“Stop there. We’ll shoot.”
A momentary pause, then then it carried on, closer, to no one’s surprise. It couldn’t have been anything large, or they would have seen it. There was no scent, either, nothing discernable or distinct. Something small- a snake?
The veterans seemed ready to leap, but Lamark kept looking from above. Eventually he let out a familiar curse and relaxed.
“It’s a mouse. Wild, looks like- nothing on it, sniffing about.”
“Could still be one of the exiles, or a mixed offspring,” Olah whispered to the group. “Might be a trap, might be dangerous. They’ve played the part before.” They moved ahead regardless, straight toward where it seemed to be. Half a foot closer and the small brown mouse was clearly visible through the grass, looking for seed. Once it noticed them, it approached them, curious. “Stop, we will shoot,” Olah said to it again, with as little effect as the first time. “Don’t shoot unless it does anything,” he ordered. Their weapons stayed trained on it as it came up to them, taking in their scent. It crawled toward Emilie in particular, even going to far as to put a paw on her weapon to reach and smell her face, but quickly released it to make its way around her.

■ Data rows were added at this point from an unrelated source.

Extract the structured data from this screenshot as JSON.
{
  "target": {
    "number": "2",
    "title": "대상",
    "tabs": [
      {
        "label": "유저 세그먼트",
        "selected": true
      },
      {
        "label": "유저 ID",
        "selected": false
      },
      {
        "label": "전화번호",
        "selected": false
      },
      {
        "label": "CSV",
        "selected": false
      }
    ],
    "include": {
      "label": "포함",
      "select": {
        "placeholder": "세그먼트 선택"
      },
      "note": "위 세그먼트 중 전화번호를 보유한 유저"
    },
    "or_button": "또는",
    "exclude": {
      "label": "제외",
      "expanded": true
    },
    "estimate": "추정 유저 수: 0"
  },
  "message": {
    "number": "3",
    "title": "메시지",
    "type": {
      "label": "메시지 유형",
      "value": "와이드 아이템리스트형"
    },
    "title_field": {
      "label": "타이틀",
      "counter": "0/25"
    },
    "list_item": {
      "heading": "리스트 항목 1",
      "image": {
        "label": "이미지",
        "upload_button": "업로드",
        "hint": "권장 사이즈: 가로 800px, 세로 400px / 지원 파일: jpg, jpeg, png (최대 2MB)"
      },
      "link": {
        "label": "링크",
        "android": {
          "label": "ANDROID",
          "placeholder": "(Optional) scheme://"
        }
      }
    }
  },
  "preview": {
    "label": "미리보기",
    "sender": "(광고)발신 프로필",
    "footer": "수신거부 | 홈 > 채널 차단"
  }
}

“It’s wild and dumb,” Olah said at last. It continued to prod and sniff around Emilie, who forcefully shoved it away, causing it to roll hard onto the ground. With an angry squeak it scampered away. “Good work, Lamark,” Olah called up in earnest. “Damn wild ones- rarely give us any trouble themselves, and when they do its just a matter of whacking them around a little. They like to check out the females, more than anything. But you can never be sure.”
“It’s good he’s here,” Emilie replied. “Makes for better hawk prey than us.” Their coarseness surprised Francis, but he wasn’t sure why. He could recall a brief time when a wild mouse had been brought to the shelter, to be examined and serve as an exhibit, to learn more about where they all came from. They were the same, but they weren’t. Seeing the poor thing aimlessly wander the enclosure they had prepared, a pup in a fully grown body essentially enslaved to study and spectation, was upsetting to some. It did not live all that long- another big difference between it and them, but it seemed wrong. What, exactly, seemed wrong Francis could not articulate, and he similarly could not express why their treatment of this mouse in a field bothered him.
He did not have much time to ponder it. The sprint resumed, this time with renewed vigor after the rest. Drawing near, it was clear the island of trees was actually quite small, relative to what it appeared from a distance. Dense as it was, the farmhouse they were looking for was not even visible until they were quite literally at the tree line, and even then it was greatly obscured. But it was there all the same, waiting for them to search it under the protective shade of the canopy.